250 people attended the first European Rivers Summit to save Europe’s free-flowing rivers and avoid further fragmentation by damming. The participants call upon EU and Heads of State to stop funding hydropower.
Sarajevo. Between September 27th and 29th, Sarajevo became the center of European river conservationists. At the first European Rivers Summit, about 250 people from over 30 countries discussed how to stop the deterioration of Europe’s rivers from hydropower, how to protect the last free-flowing river jewels in the long run and how to restore those already degraded.
Participants formulated a list of demands addressed to relevant decision makers in politics and industry. In this declaration, river conservationists call upon the European Commission, the Energy Community, international banks and national governments to stop promoting and funding hydropower projects as a green energy source and tighten environmental criteria. These demands aim to help the successful implementation of the EU Water Framework Directive in order to bring rivers back to a good ecological state by 2027.

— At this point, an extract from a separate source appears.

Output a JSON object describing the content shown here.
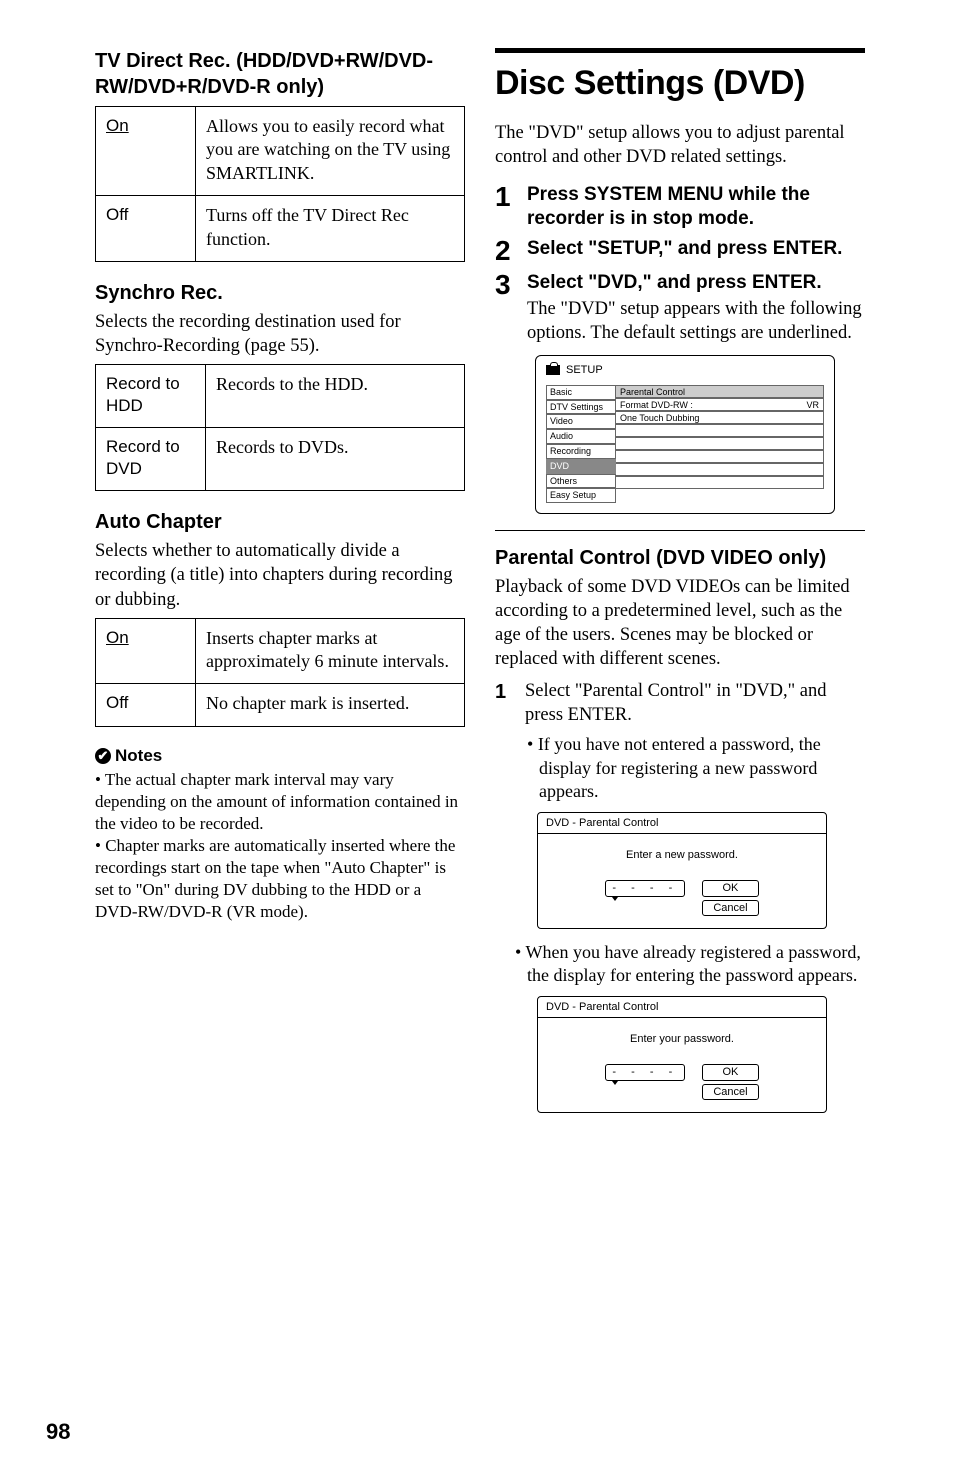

Declaration European Rivers Summit 2018download
Today, rivers are the most threatened habitats on Earth. 81% of global freshwater wildlife populations have been lost – higher than in any other ecosystem. Almost two thirds of European rivers are in a bad ecological state. The main threat is the pressure from hydromorphological changes including expansion of hydropower. Hydropower plants turn a dynamic river into a monotonous stagnant waterbody, degrading riverine habitats and causing loss of biodiversity.
“We see an ongoing deterioration of rivers despite our strong EU water legislation. Member States should no longer delay large scale river restoration measures and enable our freshwater ecosystems to recover”, Eef Silver, policy officer at Wetlands International – European Association
In the EU, 25,000 hydropower plants are registered, according to the EEA. This figure does not include small hydropower plants – the actual figure is therefore much larger. The expansion of hydropower is boosted by the image that it is a green energy source and by funding methods such as feed-in tariffs.
“Hydropower is a destructive, outdated technology that, today, can be easily substituted with modern sources of renewable energy, such as solar power“, Natasa Crnkovic, president of the Center for Environment in Bosnia and Herzegovina
Fortunately, there is one region in Europe which still hosts free-flowing rivers: the Balkans. To save the Balkans’ last jewels and to make a statement against the 2,800 projected hydropower plants in the region, the first European Rivers Summit was held in Sarajevo. Starting this year, a European Rivers Summit will be held every two years in a different region in Europe. The next summit will be held in Portugal in 2020.
- The First European Rivers Summit was carried out by Riverwatch (Austria) and the Center for Environment (Bosnia and Herzegovina) and organized within the framework of a newly formed alliance of several European NGOs with the purpose to protect Europe’s rivers and avoid fragmentation by damming. These organisations include Riverwatch, EuroNatur, WWF Adria, Wetlands International – European Association, and Rios livres (GEOTA) from Portugal.
- The grand finale of the Summit was the Concert for Balkan Rivers in the Sarajevo city centre, organized within the campaign “Save the Blue Heart of Europe”. Popular musicians Rambo Amadeus (Montenegro), Eda Zari (Albania), Tamara Obrovac (Croatia) and Damir Imamovic (Bosnia-Herzegovina) raised their voices for free Balkan rivers and against the dams in front of hundreds of people.
Header image: the Neretva river in Bosnia and Herzegovina is one of the last freshwater biodiversity hotspots, hosting 14 endangered fish species. It is threatened by dams. © A. Vorauer